Pentagon takes the bronze
A bronze sculpture by Dickinson artist Linda Little is bound for the Pentagon. The nearly three-foot high piece depicting 11 soldiers amid a soaring bald eagle, called Guardians, was requested by the U.S. Department of Defense in August 2017 and ...
A bronze sculpture by Dickinson artist Linda Little is bound for the Pentagon.
The nearly three-foot high piece depicting 11 soldiers amid a soaring bald eagle, called Guardians, was requested by the U.S. Department of Defense in August 2017 and completed as a donation.
At Tuesday's meeting of the Stark Development Corp. board, Little requested $500 to help with shipping costs.
"We are really thrilled about the project," Little told SDC board members. "It's being donated in honor of those who have served and sacrificed for our great nation, our selfless military heroes."
As a donation, Little is burdening the entire $38,000 cost of the project and roughly $1,100 for shipping.
"As a 100 percent donation, I'm not receiving any compensation from the U.S. government," she explained.
SDC instead granted Little the complete shipping costs of $1,100.
The sculpture will be displayed on the second floor conference area of the Pentagon, Little said.
"There are 6,900 people who are employed there, who will walk by it at one time or another, and there are 100,000 visitors per year," she said. "It's pretty exciting."
Little explained that her husband is a veteran who has served two tours in Vietnam and one tour during Desert Storm.
Little's works include a sculpture completed for Dickinson's Veterans Memorial Park.
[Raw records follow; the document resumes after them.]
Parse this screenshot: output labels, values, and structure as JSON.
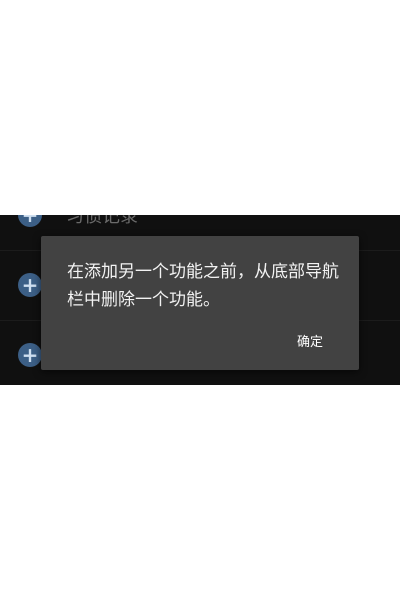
{
  "list": {
    "items": [
      {
        "icon": "add-icon",
        "label": "习惯记录"
      },
      {
        "icon": "add-icon",
        "label": ""
      },
      {
        "icon": "add-icon",
        "label": ""
      }
    ]
  },
  "dialog": {
    "message": "在添加另一个功能之前，从底部导航栏中删除一个功能。",
    "confirm_label": "确定"
  },
  "colors": {
    "dialog_bg": "#424242",
    "icon_accent": "#3c5f86",
    "list_bg": "#101010"
  }
}
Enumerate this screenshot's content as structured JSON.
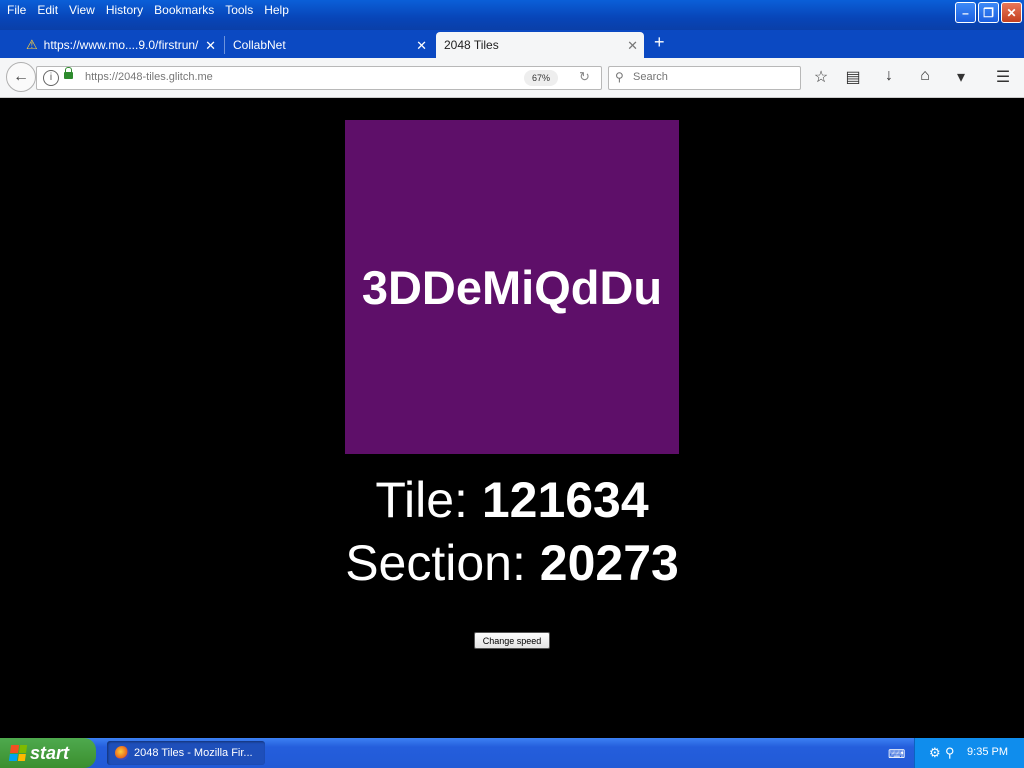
{
  "browser": {
    "menu": [
      "File",
      "Edit",
      "View",
      "History",
      "Bookmarks",
      "Tools",
      "Help"
    ],
    "tabs": [
      {
        "label": "https://www.mo....9.0/firstrun/",
        "active": false,
        "warning": true
      },
      {
        "label": "CollabNet",
        "active": false
      },
      {
        "label": "2048 Tiles",
        "active": true
      }
    ],
    "url": "https://2048-tiles.glitch.me",
    "zoom": "67%",
    "search_placeholder": "Search"
  },
  "page": {
    "tile_text": "3DDeMiQdDu",
    "tile_color": "#5e0f69",
    "tile_label": "Tile:",
    "tile_value": "121634",
    "section_label": "Section:",
    "section_value": "20273",
    "speed_button": "Change speed"
  },
  "taskbar": {
    "start": "start",
    "window": "2048 Tiles - Mozilla Fir...",
    "clock": "9:35 PM"
  }
}
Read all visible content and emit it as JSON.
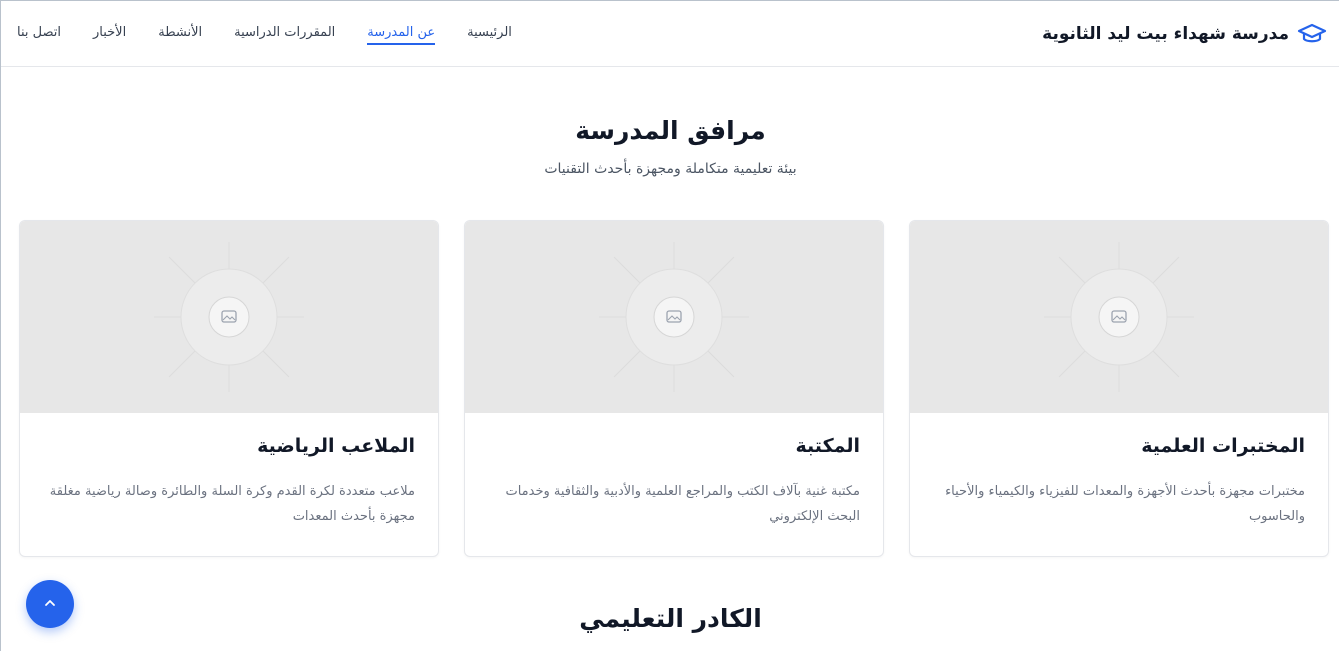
{
  "header": {
    "brand_title": "مدرسة شهداء بيت ليد الثانوية",
    "brand_icon": "graduation-cap-icon",
    "nav": [
      {
        "label": "الرئيسية",
        "active": false
      },
      {
        "label": "عن المدرسة",
        "active": true
      },
      {
        "label": "المقررات الدراسية",
        "active": false
      },
      {
        "label": "الأنشطة",
        "active": false
      },
      {
        "label": "الأخبار",
        "active": false
      },
      {
        "label": "اتصل بنا",
        "active": false
      }
    ]
  },
  "facilities": {
    "title": "مرافق المدرسة",
    "subtitle": "بيئة تعليمية متكاملة ومجهزة بأحدث التقنيات",
    "cards": [
      {
        "title": "المختبرات العلمية",
        "description": "مختبرات مجهزة بأحدث الأجهزة والمعدات للفيزياء والكيمياء والأحياء والحاسوب"
      },
      {
        "title": "المكتبة",
        "description": "مكتبة غنية بآلاف الكتب والمراجع العلمية والأدبية والثقافية وخدمات البحث الإلكتروني"
      },
      {
        "title": "الملاعب الرياضية",
        "description": "ملاعب متعددة لكرة القدم وكرة السلة والطائرة وصالة رياضية مغلقة مجهزة بأحدث المعدات"
      }
    ]
  },
  "staff": {
    "title": "الكادر التعليمي"
  },
  "scroll_top_icon": "chevron-up-icon",
  "colors": {
    "accent": "#2563eb",
    "placeholder_bg": "#e7e7e7"
  }
}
The sculpture bound for the Pentagon began two years ago with a chance encounter in Washington D.C., Little explained.
"My packet was sitting at Arlington Cemetery's desk," she said. "An official called and said, 'Literally there are tens of thousands of people who want in. It's not very likely that it's going to happen.'"
Two weeks later, that changed with another call.
"She called back and said, 'There's a Pentagon official who walked by and happened to see your picture face up on my desk and he wants it there,'" Little said.
In August 2017, Little received called from USDOD curator requesting an art piece
An acrylic, airtight encasement, costing $5,000, was donated for the project.
Encasement takes about 60 days, and should be ready for display before 2019, Little said.
"It's considered a national artifact and will never be touched or dusted by anybody in the Washington community," she said.
The work should be shipped by the end of the week, Little said.
"It will arrive at the United States Pentagon dock, where it will sit for about a week to make sure there are no explosives or anthrax," she said. "They have machines that go through it. It's a pretty big deal."
Contributing a work to the Pentagon has been an exciting experience, Little said.
"I literally signed paperwork that says my heirs have no right to it," she said. "So, at that point, I realized, my gosh, this is really cool."
SDC Board President T.J. Herauf applauded the achievement
"It's wonderful," Herauf said. "We're so proud as a community."